=== TASK ===
Scan the records for the string "Vlns", then copy each line that has it.

Entries taken from a collection:
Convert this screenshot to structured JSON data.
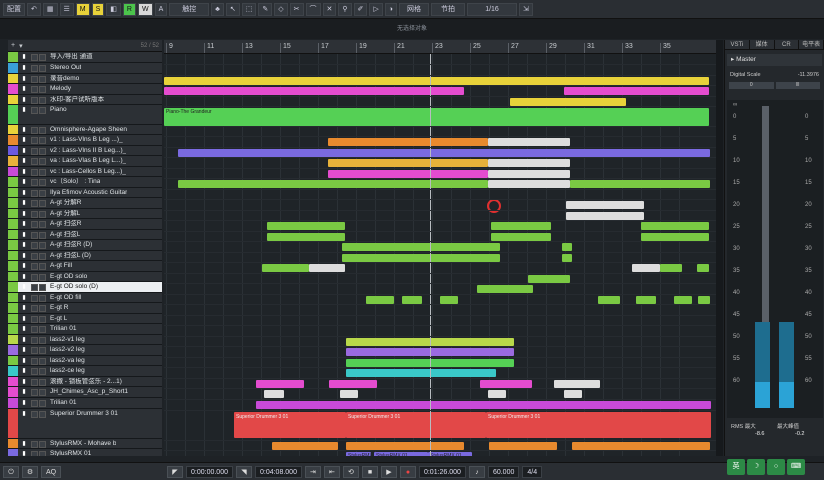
{
  "toolbar": {
    "config": "配置",
    "btn_m": "M",
    "btn_s": "S",
    "btn_r": "R",
    "btn_w": "W",
    "btn_a": "A",
    "touch_mode": "触控",
    "snap_mode": "网格",
    "grid_type": "节拍",
    "quantize": "1/16"
  },
  "subtitle": "无选择对象",
  "tracklist_header": {
    "count": "52 / 52"
  },
  "tracks": [
    {
      "name": "导入/导出 通道",
      "color": "#7ac943"
    },
    {
      "name": "Stereo Out",
      "color": "#3aa0d8"
    },
    {
      "name": "录音demo",
      "color": "#e8d23a"
    },
    {
      "name": "Melody",
      "color": "#e44ccf"
    },
    {
      "name": "水印-客户试听版本",
      "color": "#e8d23a"
    },
    {
      "name": "Piano",
      "color": "#55d055"
    },
    {
      "name": "Omnisphere-Agape Sheen",
      "color": "#e8d23a"
    },
    {
      "name": "v1 : Lass-Vlns B Leg ...)_",
      "color": "#e88a2e"
    },
    {
      "name": "v2 : Lass-Vlns II B Leg...)_",
      "color": "#6b5ae0"
    },
    {
      "name": "va : Lass-Vlas B Leg L...)_",
      "color": "#e8b23a"
    },
    {
      "name": "vc : Lass-Cellos B Leg...)_",
      "color": "#c84ad8"
    },
    {
      "name": "vc（Solo） : Tina",
      "color": "#7ac943"
    },
    {
      "name": "Ilya Efimov Acoustic Guitar",
      "color": "#7ac943"
    },
    {
      "name": "A-gt 分解R",
      "color": "#7ac943"
    },
    {
      "name": "A-gt 分解L",
      "color": "#7ac943"
    },
    {
      "name": "A-gt 扫弦R",
      "color": "#7ac943"
    },
    {
      "name": "A-gt 扫弦L",
      "color": "#7ac943"
    },
    {
      "name": "A-gt 扫弦R (D)",
      "color": "#7ac943"
    },
    {
      "name": "A-gt 扫弦L (D)",
      "color": "#7ac943"
    },
    {
      "name": "A-gt Fill",
      "color": "#7ac943"
    },
    {
      "name": "E-gt OD solo",
      "color": "#7ac943"
    },
    {
      "name": "E-gt OD solo (D)",
      "color": "#7ac943"
    },
    {
      "name": "E-gt OD fill",
      "color": "#7ac943"
    },
    {
      "name": "E-gt R",
      "color": "#7ac943"
    },
    {
      "name": "E-gt L",
      "color": "#7ac943"
    },
    {
      "name": "Trilian 01",
      "color": "#7ac943"
    },
    {
      "name": "lass2-v1 leg",
      "color": "#b8d84a"
    },
    {
      "name": "lass2-v2 leg",
      "color": "#9a6ae0"
    },
    {
      "name": "lass2-va leg",
      "color": "#7ac943"
    },
    {
      "name": "lass2-ce leg",
      "color": "#3ac8c8"
    },
    {
      "name": "滚撒 - 锁板管弦乐 - 2...1)",
      "color": "#e44ccf"
    },
    {
      "name": "JH_Chimes_Asc_p_Short1",
      "color": "#e44ccf"
    },
    {
      "name": "Trilian 01",
      "color": "#c84ad8"
    },
    {
      "name": "Superior Drummer 3 01",
      "color": "#e24848"
    },
    {
      "name": "StylusRMX - Mohave b",
      "color": "#e88a2e"
    },
    {
      "name": "StylusRMX 01",
      "color": "#7a6ae0"
    }
  ],
  "ruler": [
    "9",
    "11",
    "13",
    "15",
    "17",
    "19",
    "21",
    "23",
    "25",
    "27",
    "29",
    "31",
    "33",
    "35"
  ],
  "clips": [
    {
      "label": "Piano-The Grandeur",
      "color": "#55d055"
    },
    {
      "label": "Superior Drummer 3 01",
      "color": "#e24848"
    },
    {
      "label": "Superior Drummer 3 01",
      "color": "#e24848"
    },
    {
      "label": "Superior Drummer 3 01",
      "color": "#e24848"
    },
    {
      "label": "StylusRMX 01",
      "color": "#7a6ae0"
    },
    {
      "label": "StylusRMX 01",
      "color": "#7a6ae0"
    },
    {
      "label": "StylusRMX 01",
      "color": "#7a6ae0"
    }
  ],
  "inspector": {
    "tabs": [
      "VSTi",
      "媒体",
      "CR",
      "电平表"
    ],
    "master": "Master",
    "digital_scale": "Digital Scale",
    "scale_value": "-11.3976",
    "ctrl_left": "0",
    "ctrl_right": "lll",
    "scale_left": [
      "0",
      "5",
      "10",
      "15",
      "20",
      "25",
      "30",
      "35",
      "40",
      "45",
      "50",
      "55",
      "60"
    ],
    "scale_right": [
      "0",
      "5",
      "10",
      "15",
      "20",
      "25",
      "30",
      "35",
      "40",
      "45",
      "50",
      "55",
      "60"
    ],
    "scale_top": "∞",
    "meter_levels": {
      "left": 0.08,
      "right": 0.08
    },
    "rms_label": "RMS 最大",
    "peak_label": "最大峰值",
    "rms_value": "-8.6",
    "peak_value": "-0.2"
  },
  "transport": {
    "pos_start": "0:00:00.000",
    "pos_end": "0:04:08.000",
    "pos_current": "0:01:26.000",
    "tempo": "60.000",
    "signature": "4/4"
  },
  "tray": [
    "英",
    "☽",
    "○",
    "⌨"
  ]
}
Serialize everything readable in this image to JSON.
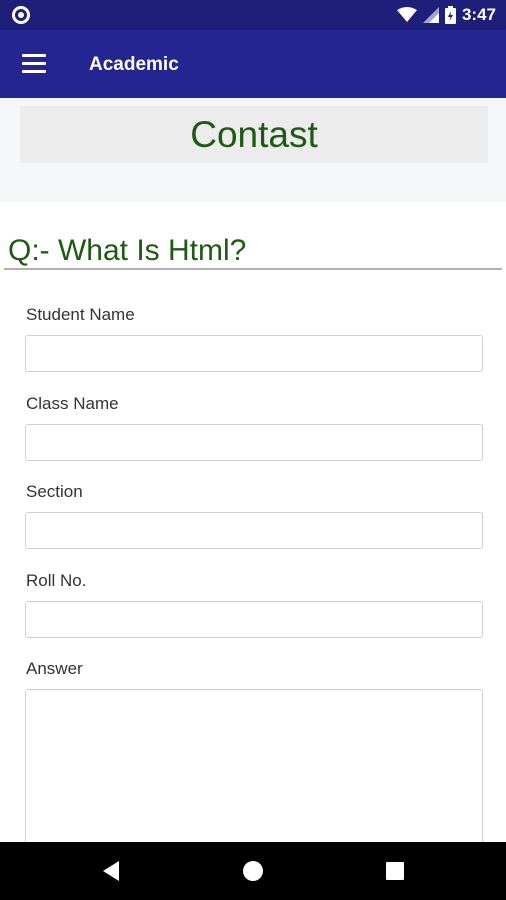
{
  "status_bar": {
    "time": "3:47"
  },
  "app_bar": {
    "title": "Academic"
  },
  "header": {
    "title": "Contast"
  },
  "question": {
    "text": "Q:- What Is Html?"
  },
  "form": {
    "fields": [
      {
        "label": "Student Name",
        "value": ""
      },
      {
        "label": "Class Name",
        "value": ""
      },
      {
        "label": "Section",
        "value": ""
      },
      {
        "label": "Roll No.",
        "value": ""
      },
      {
        "label": "Answer",
        "value": ""
      }
    ]
  },
  "colors": {
    "app_bar": "#252591",
    "status_bar": "#1f1f7a",
    "accent_green": "#1e5a14"
  },
  "icons": [
    "menu-icon",
    "wifi-icon",
    "signal-icon",
    "battery-icon",
    "back-icon",
    "home-icon",
    "recents-icon"
  ]
}
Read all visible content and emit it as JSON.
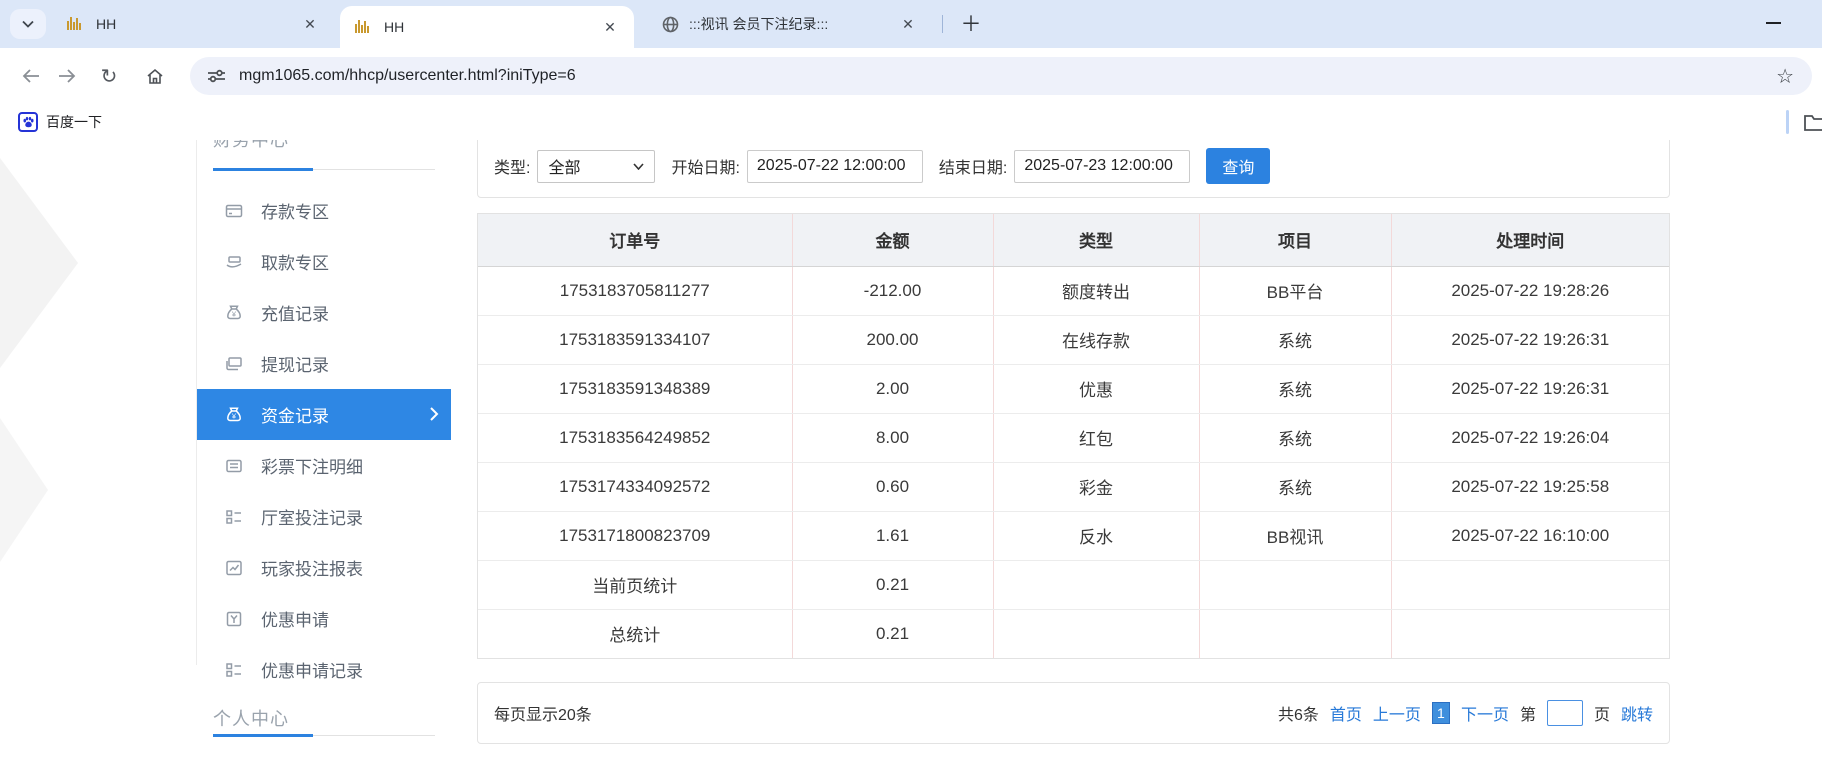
{
  "browser": {
    "tabs": [
      {
        "label": "HH"
      },
      {
        "label": "HH"
      },
      {
        "label": ":::视讯 会员下注纪录:::"
      }
    ],
    "url": "mgm1065.com/hhcp/usercenter.html?iniType=6",
    "bookmark": "百度一下"
  },
  "sidebar": {
    "top_section": "财务中心",
    "bottom_section": "个人中心",
    "items": [
      {
        "label": "存款专区",
        "icon": "credit-card-icon"
      },
      {
        "label": "取款专区",
        "icon": "hand-money-icon"
      },
      {
        "label": "充值记录",
        "icon": "money-bag-icon"
      },
      {
        "label": "提现记录",
        "icon": "cash-cards-icon"
      },
      {
        "label": "资金记录",
        "icon": "fund-bag-icon",
        "active": true
      },
      {
        "label": "彩票下注明细",
        "icon": "list-doc-icon"
      },
      {
        "label": "厅室投注记录",
        "icon": "grid-list-icon"
      },
      {
        "label": "玩家投注报表",
        "icon": "chart-report-icon"
      },
      {
        "label": "优惠申请",
        "icon": "promo-apply-icon"
      },
      {
        "label": "优惠申请记录",
        "icon": "grid-list-icon"
      }
    ]
  },
  "filters": {
    "type_label": "类型:",
    "type_value": "全部",
    "start_label": "开始日期:",
    "start_value": "2025-07-22 12:00:00",
    "end_label": "结束日期:",
    "end_value": "2025-07-23 12:00:00",
    "search_button": "查询"
  },
  "table": {
    "columns": [
      "订单号",
      "金额",
      "类型",
      "项目",
      "处理时间"
    ],
    "rows": [
      [
        "1753183705811277",
        "-212.00",
        "额度转出",
        "BB平台",
        "2025-07-22 19:28:26"
      ],
      [
        "1753183591334107",
        "200.00",
        "在线存款",
        "系统",
        "2025-07-22 19:26:31"
      ],
      [
        "1753183591348389",
        "2.00",
        "优惠",
        "系统",
        "2025-07-22 19:26:31"
      ],
      [
        "1753183564249852",
        "8.00",
        "红包",
        "系统",
        "2025-07-22 19:26:04"
      ],
      [
        "1753174334092572",
        "0.60",
        "彩金",
        "系统",
        "2025-07-22 19:25:58"
      ],
      [
        "1753171800823709",
        "1.61",
        "反水",
        "BB视讯",
        "2025-07-22 16:10:00"
      ],
      [
        "当前页统计",
        "0.21",
        "",
        "",
        ""
      ],
      [
        "总统计",
        "0.21",
        "",
        "",
        ""
      ]
    ]
  },
  "pagination": {
    "page_size": "每页显示20条",
    "total": "共6条",
    "first": "首页",
    "prev": "上一页",
    "current": "1",
    "next": "下一页",
    "jump_pre": "第",
    "jump_post": "页",
    "jump": "跳转"
  },
  "colors": {
    "accent": "#2c82e0",
    "link": "#2779d8",
    "active_item_bg": "#2e87e4",
    "tabbar_bg": "#dce7f8",
    "table_header_bg": "#f0f2f5",
    "table_vline": "#f3d9d9"
  }
}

=== REPLY TO THE TASK ===
      "name": "v1 : Lass-Vlns B Leg ...)_",
      "name": "v2 : Lass-Vlns II B Leg...)_",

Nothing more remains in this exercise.